(INPUT DATA begins)
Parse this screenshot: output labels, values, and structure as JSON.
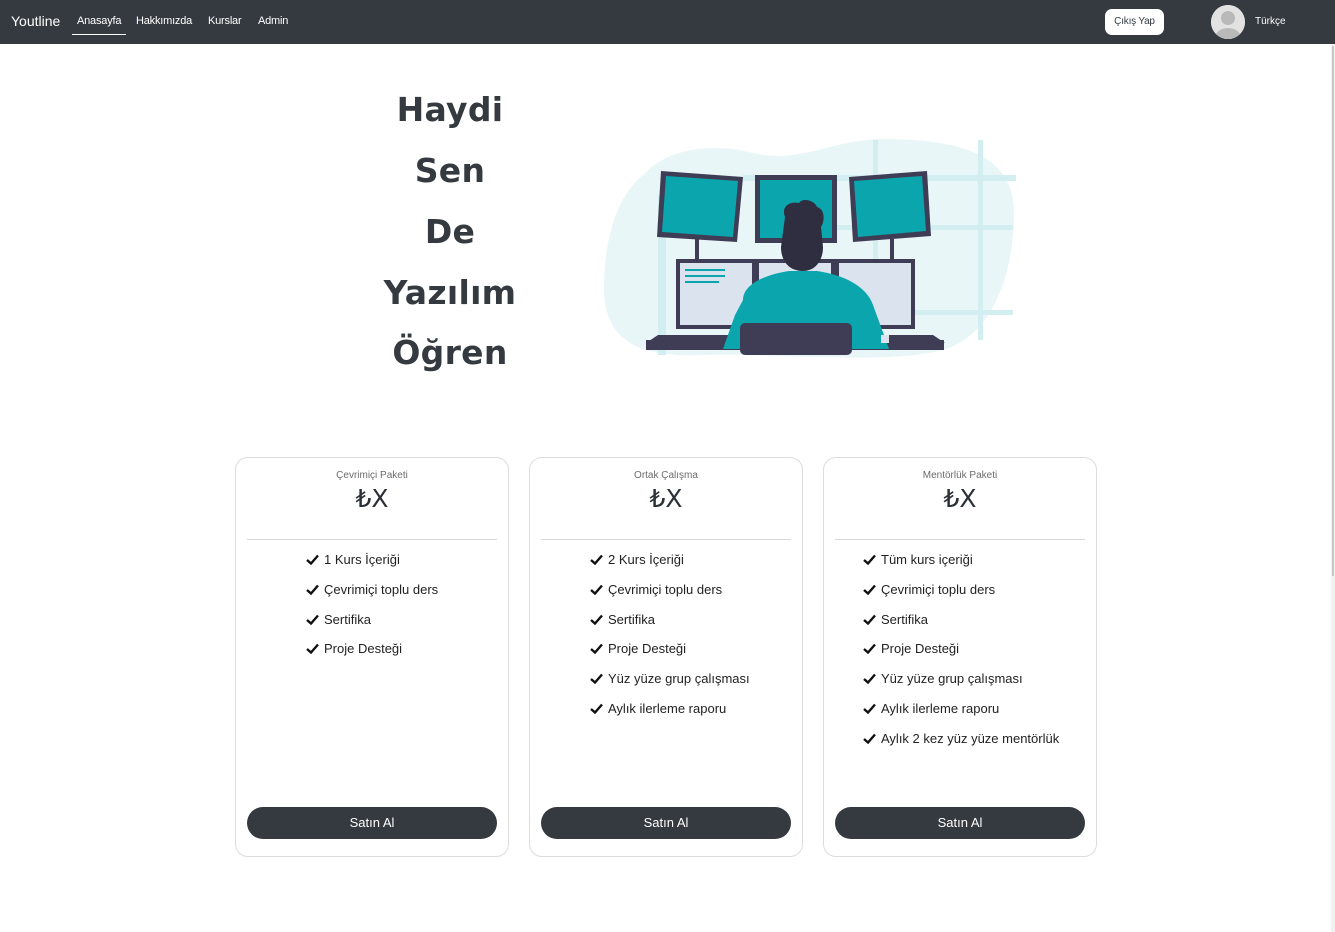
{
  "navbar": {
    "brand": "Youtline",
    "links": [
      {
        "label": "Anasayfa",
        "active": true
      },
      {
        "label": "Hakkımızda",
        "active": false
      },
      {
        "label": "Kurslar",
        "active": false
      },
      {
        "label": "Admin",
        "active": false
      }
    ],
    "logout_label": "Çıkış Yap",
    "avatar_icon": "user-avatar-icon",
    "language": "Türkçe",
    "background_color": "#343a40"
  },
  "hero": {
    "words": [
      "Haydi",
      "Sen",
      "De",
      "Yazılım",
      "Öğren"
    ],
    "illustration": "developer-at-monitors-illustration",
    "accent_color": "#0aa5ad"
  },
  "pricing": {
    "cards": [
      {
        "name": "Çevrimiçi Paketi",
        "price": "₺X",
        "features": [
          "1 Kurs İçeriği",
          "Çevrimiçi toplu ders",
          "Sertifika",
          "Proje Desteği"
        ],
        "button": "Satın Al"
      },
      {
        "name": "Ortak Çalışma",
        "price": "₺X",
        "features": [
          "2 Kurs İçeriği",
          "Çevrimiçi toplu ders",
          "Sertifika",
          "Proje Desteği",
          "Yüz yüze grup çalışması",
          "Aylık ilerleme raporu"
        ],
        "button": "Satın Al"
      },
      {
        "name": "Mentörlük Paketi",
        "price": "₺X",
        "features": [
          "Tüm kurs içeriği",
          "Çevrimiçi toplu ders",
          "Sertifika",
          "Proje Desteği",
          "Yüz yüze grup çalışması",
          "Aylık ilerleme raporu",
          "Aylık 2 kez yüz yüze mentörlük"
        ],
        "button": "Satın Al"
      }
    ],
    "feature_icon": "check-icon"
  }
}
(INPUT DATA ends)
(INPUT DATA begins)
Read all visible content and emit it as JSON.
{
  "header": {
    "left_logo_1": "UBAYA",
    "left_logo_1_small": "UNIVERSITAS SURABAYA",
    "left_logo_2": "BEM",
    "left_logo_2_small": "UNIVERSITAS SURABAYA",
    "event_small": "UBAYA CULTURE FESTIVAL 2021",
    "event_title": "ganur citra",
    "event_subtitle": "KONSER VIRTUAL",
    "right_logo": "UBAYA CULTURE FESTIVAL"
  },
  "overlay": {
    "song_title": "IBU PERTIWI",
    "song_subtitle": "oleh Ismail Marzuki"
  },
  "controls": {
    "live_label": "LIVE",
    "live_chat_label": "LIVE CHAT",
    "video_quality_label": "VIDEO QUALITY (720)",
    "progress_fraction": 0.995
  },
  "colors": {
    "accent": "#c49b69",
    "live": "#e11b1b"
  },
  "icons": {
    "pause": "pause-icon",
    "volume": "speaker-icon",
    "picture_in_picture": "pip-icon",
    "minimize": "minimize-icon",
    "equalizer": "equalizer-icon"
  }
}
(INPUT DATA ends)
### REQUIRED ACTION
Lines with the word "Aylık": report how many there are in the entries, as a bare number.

### EXERCISE RESULT
3